Albert Einstein is famously attributed for the following quote in a letter to his son: “It is the same with people as it is with riding a bike. Only when moving can one comfortably maintain one’s balance.”
In the wake of that fall, my perspective opened up like the big Idaho sky around me: If I could do it once unknowingly, surely I could face the fear and do it again. The next time I wouldn’t look back; predictably I would keep my balance and continue ahead. When we returned home from our trip, off came the training wheels.
As time passes I continue to experience the truth of Einstein’s metaphor: riding a bicycle is indeed similar to how we move through life. And I believe it is an even more profound analogy than the context of Einstein’s letter in 1930 originally allowed.

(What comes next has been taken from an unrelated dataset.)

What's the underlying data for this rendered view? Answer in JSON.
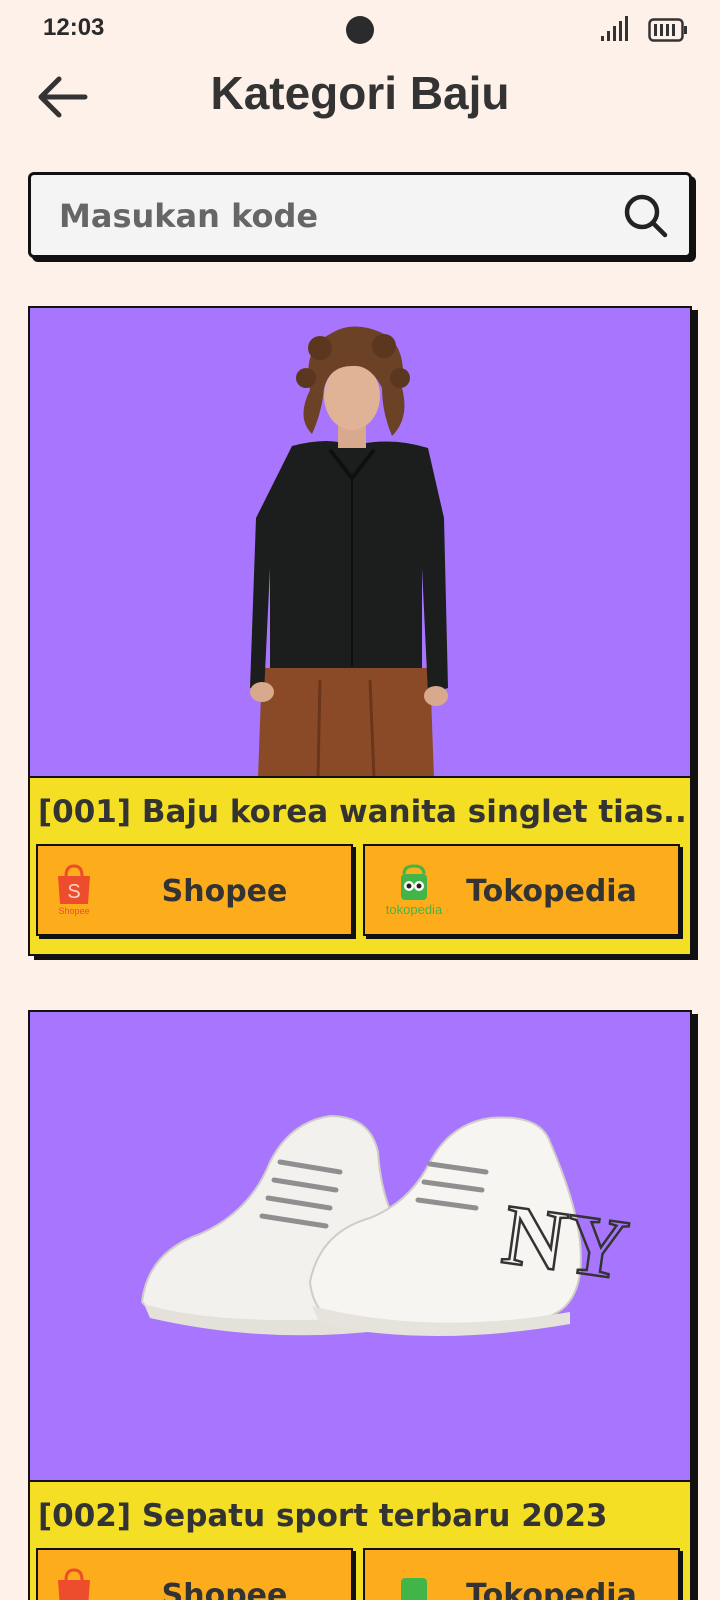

In my last position I served as an interim leader in an organization that implemented the Entrepreneurial Operating System (EOS), the same system in use by Abundance NC. As I helped our organization clarify its vision and increasingly gain traction toward that vision, I found it helpful to imagine the complementary leadership energies of Visionary and Integrator as the two wheels of a bicycle.

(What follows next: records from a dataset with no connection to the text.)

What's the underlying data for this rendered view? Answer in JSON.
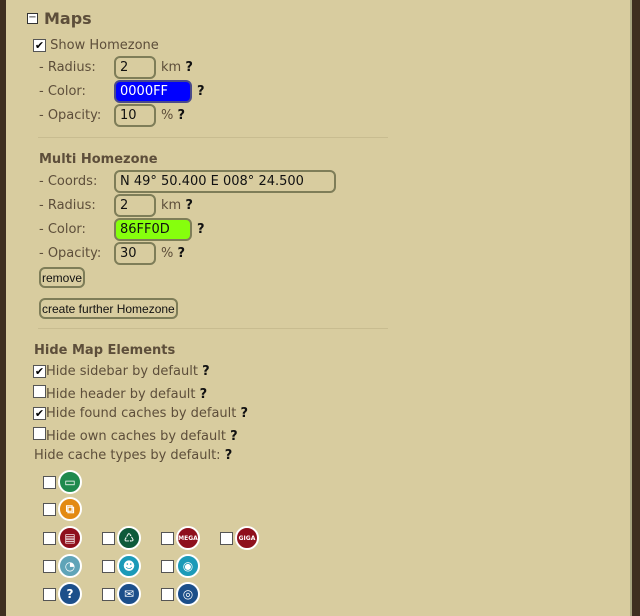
{
  "section": {
    "title": "Maps",
    "toggle": "−"
  },
  "homezone": {
    "show_label": "Show Homezone",
    "show_checked": true,
    "radius_label": "- Radius:",
    "radius": "2",
    "radius_unit": "km",
    "color_label": "- Color:",
    "color": "0000FF",
    "color_hex": "#0000ff",
    "opacity_label": "- Opacity:",
    "opacity": "10",
    "opacity_unit": "%",
    "help": "?"
  },
  "multi": {
    "title": "Multi Homezone",
    "coords_label": "- Coords:",
    "coords": "N 49° 50.400 E 008° 24.500",
    "radius_label": "- Radius:",
    "radius": "2",
    "radius_unit": "km",
    "color_label": "- Color:",
    "color": "86FF0D",
    "color_hex": "#86ff0d",
    "opacity_label": "- Opacity:",
    "opacity": "30",
    "opacity_unit": "%",
    "remove_label": "remove",
    "create_label": "create further Homezone"
  },
  "hide": {
    "title": "Hide Map Elements",
    "items": [
      {
        "label": "Hide sidebar by default",
        "checked": true
      },
      {
        "label": "Hide header by default",
        "checked": false
      },
      {
        "label": "Hide found caches by default",
        "checked": true
      },
      {
        "label": "Hide own caches by default",
        "checked": false
      }
    ],
    "types_label": "Hide cache types by default:",
    "types": [
      {
        "name": "traditional",
        "color": "#1f8a4e",
        "glyph": "▭"
      },
      {
        "name": "multi",
        "color": "#e38a12",
        "glyph": "⧉"
      },
      {
        "name": "event",
        "color": "#8e0f1c",
        "glyph": "▤"
      },
      {
        "name": "cito",
        "color": "#0d5a3a",
        "glyph": "♺"
      },
      {
        "name": "mega",
        "color": "#8e0f1c",
        "glyph": "MEGA"
      },
      {
        "name": "giga",
        "color": "#8e0f1c",
        "glyph": "GIGA"
      },
      {
        "name": "earth",
        "color": "#5fa4b8",
        "glyph": "◔"
      },
      {
        "name": "virtual",
        "color": "#1b9ab8",
        "glyph": "☻"
      },
      {
        "name": "webcam",
        "color": "#1b9ab8",
        "glyph": "◉"
      },
      {
        "name": "mystery",
        "color": "#1c4f8a",
        "glyph": "?"
      },
      {
        "name": "letterbox",
        "color": "#1c4f8a",
        "glyph": "✉"
      },
      {
        "name": "wherigo",
        "color": "#1c4f8a",
        "glyph": "◎"
      }
    ]
  }
}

The front wheel represents the work of the Visionary, connected to the handlebars and guiding the organization along the path toward its vision. The rear wheel represents the work of the Integrator, connected to the drive train and converting the collective force of the organization into traction with each revolution of the chain.
Without the benefit of forward momentum empowered by the Integrator, a Visionary struggles to direct the organization toward a shared vision. And lacking the guidance of the Visionary, an Integrator is prone to riding in circles rather than progressing ahead. In order for an organization to holistically and effectively pursue its vision, a symbiotic relationship must exist between Visionary and Integrator with each fulfilling his or her unique and important function in the organization.

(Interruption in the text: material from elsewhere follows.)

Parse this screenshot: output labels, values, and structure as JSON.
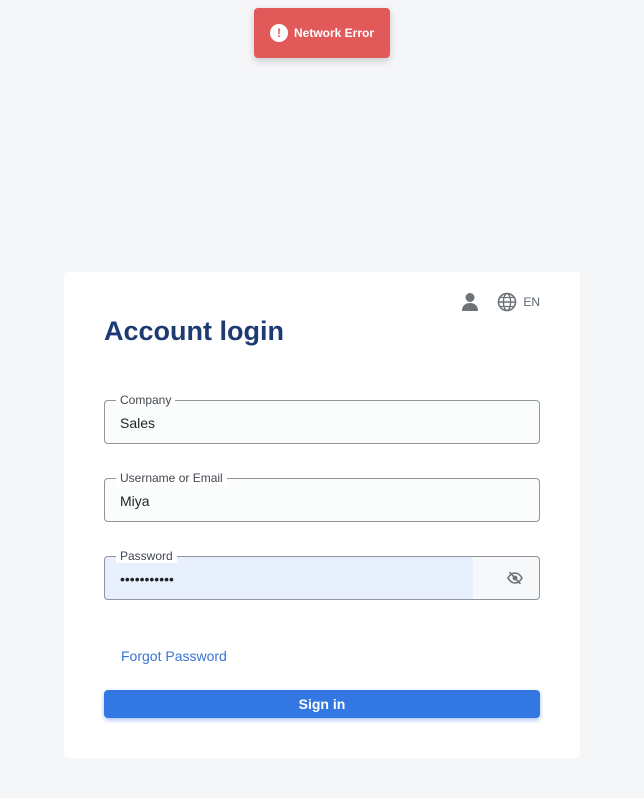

Moreover as I observed the individual members of our team on our shared EOS journey, I observed that we, the soul-embodied beings that we are, blend these complementary leadership energies within ourselves when it comes to the business of our own lives.
We each have a personality, an ego, which drives us forward in the world. It is connected to the energy of the earth through our lower three chakras. But left to its own devices, our Integrator, our Human Doing, can drive us in circles and carve a deep rut as we tend to our animal impulses and the mundane details of our lives.
We also each have a soul expression—our values and beliefs, our highest thoughts and feelings—that aligns us with a Life Force beyond our individual physical manifestation. It is connected to the energy of the heavens through our upper three chakras. But without traction in our day-to-day lives, our Visionary, our Human Being, drifts through our days, unable to achieve what it came here to do.
To use EOS language, it is when our Visionary and our Integrator, our souls and our bodies, our being-ness and our doing-ness get on the Same Page that the magic happens. Here—from the shared framework of our heart center—is where the ride of our lives truly begins.
Can you feel that exhilarating and frightening surge of freedom as you align yourself with your heart’s desire?
Liz Anderson Simmons is passionate about cultivating breakthroughs. She engages with her work as an artist, writer, life coach, authentic leader, group facilitator and mother. Together with her husband, Eric, they hope to see their son take his first ride sans training wheels this summer. If you would like to explore the ride of your life with Liz, she can be reached at firstname.lastname@example.org.